“It continues to be very important for any leader in this country to be willing to meet with others, whether they be friends or adversaries or potential adversaries, if we are serious about the pursuit of peace and securing our country,” she said on CNN.

Gabbard's views on Assad were brought back into the spotlight Wednesday morning after she said she did not consider him to be an enemy of the United States.

"Assad is not the enemy of the United States because Syria does not pose a direct threat to the United States," she said during an appearance on MSNBC's "Morning Joe." 

When asked if Assad is an adversary of the U.S., Gabbard replied, “You can describe it however you want to describe it.” 

Gabbard is among an early group of candidates to join what is expected to be a crowded Democratic primary field next year.

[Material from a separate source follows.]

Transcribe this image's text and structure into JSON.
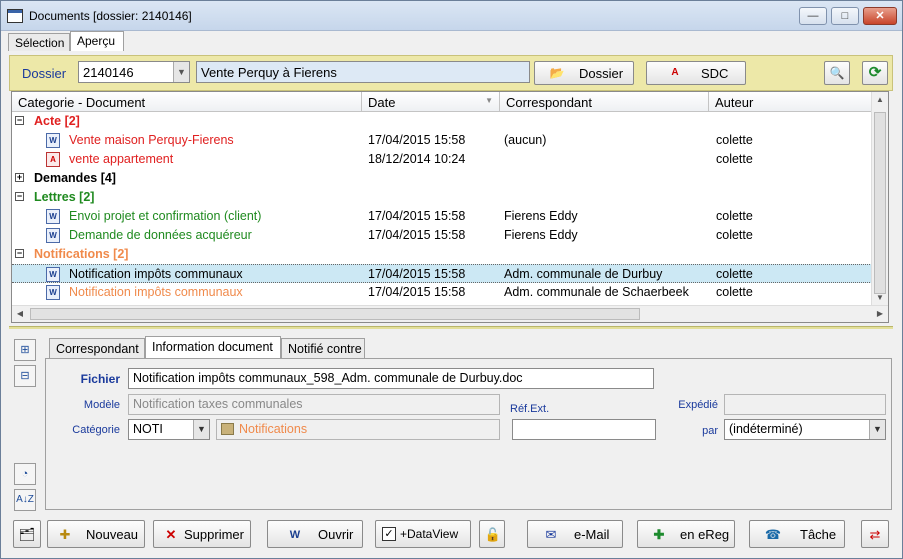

Several other Democratic lawmakers including Sens. Elizabeth WarrenElizabeth Ann WarrenTrump pushes back on impeachment talk: 'Tables are finally turning on the Witch Hunt!' Warren unveils plan to cancel student loan debt, create universal free college Moulton enters 2020 White House race MORE (Mass.), Kamala HarrisKamala Devi HarrisWarren unveils plan to cancel student loan debt, create universal free college Moulton enters 2020 White House race The Hill's Morning Report - Is impeachment back on the table? MORE (Calif.), Kirsten GillibrandKirsten Elizabeth GillibrandWarren unveils plan to cancel student loan debt, create universal free college Cory Booker has a problem in 2020: Kamala Harris Booker to supporter who wanted him to punch Trump: 'Black guys like us, we don't get away with that' MORE (N.Y.) and Cory BookerCory Anthony BookerWarren unveils plan to cancel student loan debt, create universal free college The Hill's Morning Report - Is impeachment back on the table? Booker: Barr's suggestion of spying on Trump campaign 'eroded' public's trust MORE (N.J.) have already said they’re running or signaled they intend to join the race.